With headquarters in the United Kingdom and plants in Griffin, Georgia, and Curitiba, Brazil, Perkins Engines makes dozens of engine platforms in many variations from 10 to 2,600 horsepower for use in 5,000 applications the world over.
There are some tricky economics involved in selling so many engines into so many regions and markets, says Mike Reinhart, marketing manager for Perkins. “Emissions compliance is a big part of engine design, and the strategies that work for one region may not apply to another. So you can have multiple iterations of the same engine based on the emissions standards of the countries in which you’re selling that engine.”
A good example is the 1100 Series engine. The 1100A models go to nonregulated markets. The 1100B models meet Tier 1 regulations and 1100C units meet Tier 2. The 1100D, which uses components of Caterpillar ACERT technology, is configured for the Tier 3 (U.S.) and Stage IIIa (European Union) markets.
“With the 1100 Series, Perkins can meet the whole spectrum of global emissions requirements with a single engine family,” Reinhart says. The standardization is what matters most to end users. “All of these engines have similar envelopes, mounting points, and connections for fuel, coolant and exhaust gases. And the use of many common components reduces parts variety, inventory levels and servicing costs.”
Why not make one engine that satisfies the strictest requirements and sell that everywhere? “There are some opportunities to meet varying requirements with common design elements,” Reinhart says. “And in those regions with less restrictive standards or no standards at all, customers are reluctant to pay for advanced emissions control features.”
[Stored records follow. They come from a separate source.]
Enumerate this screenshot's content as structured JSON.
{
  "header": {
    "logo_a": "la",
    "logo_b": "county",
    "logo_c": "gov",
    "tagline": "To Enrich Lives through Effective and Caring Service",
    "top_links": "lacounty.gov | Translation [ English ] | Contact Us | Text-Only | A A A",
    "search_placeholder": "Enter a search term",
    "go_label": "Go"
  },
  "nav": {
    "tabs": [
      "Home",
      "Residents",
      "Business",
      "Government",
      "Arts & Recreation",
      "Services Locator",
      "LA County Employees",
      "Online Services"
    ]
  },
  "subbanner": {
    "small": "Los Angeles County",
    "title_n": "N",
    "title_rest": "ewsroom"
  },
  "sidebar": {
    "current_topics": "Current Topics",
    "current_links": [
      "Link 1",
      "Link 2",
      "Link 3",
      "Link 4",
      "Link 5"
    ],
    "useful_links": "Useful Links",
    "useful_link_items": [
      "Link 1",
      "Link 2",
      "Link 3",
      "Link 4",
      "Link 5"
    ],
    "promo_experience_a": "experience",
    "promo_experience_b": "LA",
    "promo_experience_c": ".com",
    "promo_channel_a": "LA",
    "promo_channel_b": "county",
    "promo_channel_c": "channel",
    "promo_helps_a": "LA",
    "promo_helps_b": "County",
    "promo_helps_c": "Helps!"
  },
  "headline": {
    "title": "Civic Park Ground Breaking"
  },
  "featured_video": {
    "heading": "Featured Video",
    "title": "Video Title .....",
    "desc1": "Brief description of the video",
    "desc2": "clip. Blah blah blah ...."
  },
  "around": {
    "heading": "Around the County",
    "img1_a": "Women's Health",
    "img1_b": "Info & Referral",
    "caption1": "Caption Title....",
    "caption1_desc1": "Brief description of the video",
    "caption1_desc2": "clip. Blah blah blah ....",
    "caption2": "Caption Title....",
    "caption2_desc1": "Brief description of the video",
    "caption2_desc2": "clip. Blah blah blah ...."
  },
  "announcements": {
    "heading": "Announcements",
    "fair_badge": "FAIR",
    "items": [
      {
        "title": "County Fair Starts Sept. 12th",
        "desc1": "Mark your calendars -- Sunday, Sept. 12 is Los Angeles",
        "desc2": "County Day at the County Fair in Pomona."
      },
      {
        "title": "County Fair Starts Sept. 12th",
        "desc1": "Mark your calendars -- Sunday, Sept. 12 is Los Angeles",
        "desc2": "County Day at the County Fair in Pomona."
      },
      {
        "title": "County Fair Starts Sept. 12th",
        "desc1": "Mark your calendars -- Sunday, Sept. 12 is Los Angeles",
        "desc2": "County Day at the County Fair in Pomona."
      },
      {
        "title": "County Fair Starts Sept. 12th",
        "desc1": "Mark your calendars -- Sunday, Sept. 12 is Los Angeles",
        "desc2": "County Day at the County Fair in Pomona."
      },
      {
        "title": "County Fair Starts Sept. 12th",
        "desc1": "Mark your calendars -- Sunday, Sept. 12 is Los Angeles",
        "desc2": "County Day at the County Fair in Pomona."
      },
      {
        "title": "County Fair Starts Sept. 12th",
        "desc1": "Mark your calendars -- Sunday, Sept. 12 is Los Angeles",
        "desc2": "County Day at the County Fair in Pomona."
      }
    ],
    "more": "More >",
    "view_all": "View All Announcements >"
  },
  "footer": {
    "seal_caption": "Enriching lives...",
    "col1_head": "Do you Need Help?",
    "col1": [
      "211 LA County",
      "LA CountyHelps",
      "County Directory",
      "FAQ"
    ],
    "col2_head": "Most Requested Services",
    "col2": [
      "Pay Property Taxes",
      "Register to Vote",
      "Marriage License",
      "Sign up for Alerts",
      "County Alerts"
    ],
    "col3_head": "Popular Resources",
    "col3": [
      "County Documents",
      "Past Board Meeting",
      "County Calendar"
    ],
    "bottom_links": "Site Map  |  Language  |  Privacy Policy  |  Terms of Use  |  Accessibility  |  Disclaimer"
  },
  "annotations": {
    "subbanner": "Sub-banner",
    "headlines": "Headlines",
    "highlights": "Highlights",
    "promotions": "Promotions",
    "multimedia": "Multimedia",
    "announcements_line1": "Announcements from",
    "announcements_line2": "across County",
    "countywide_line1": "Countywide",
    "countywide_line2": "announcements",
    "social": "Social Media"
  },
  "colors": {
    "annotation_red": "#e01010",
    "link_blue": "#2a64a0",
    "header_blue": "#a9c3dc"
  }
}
Customers’ buying decisions aren’t entirely driven by emissions compliance as long as the engines meet the standards. Customers do have other expectations that affect buying. Single-sided servicing, for example, is a big selling point for Perkins. The company has also earned a reputation for flexibility in mounting such hardware as PTOs, starters and generators. Emissions hardware can’t get in the way of these advantages.
Perkins’ Prospec VR software allows equipment manufacturers to select from some 400 build options. Using this software with its virtual installation procedures ensures the engine will work with the specified exhaust and cooling systems. For OEMs, this cuts down on development cost and time to market. For end users, it means not having an oil filler that only the service technician with three elbows can reach.
Many design features are determined by engine displacement and output. As an example, Perkins’ larger engines have electronic controls. Smaller engines have mechanical controls. In the middle, there’s a choice. From about 84 to 112 horsepower, engines may come with either electronic or mechanical controls, depending on the intended application, market and customer preference.
Where mechanical controls get the job done, they also keep costs down. Perkins hopes to retain mechanical controls when Tier 4A comes into play. (Tier 4A will be phased in from 2008 through 2015.) There’s a downside to using the simplest, most cost-effective means of achieving compliance, though. “Especially on smaller engines, where technology isn’t immediately obvious, there’s a risk of being commoditized,” said Reinhart.
Even customers in established markets can be leery of new technology, concerned additional emissions control systems will compromise performance. Addressing those concerns, the Perkins’ Tier 3/Stage IIIa 1100D models had up to 43 percent more power and 51 percent more torque, a reduction of up to 5 db (A) in engine noise, and fuel consumption comparable to Tier 2 engines.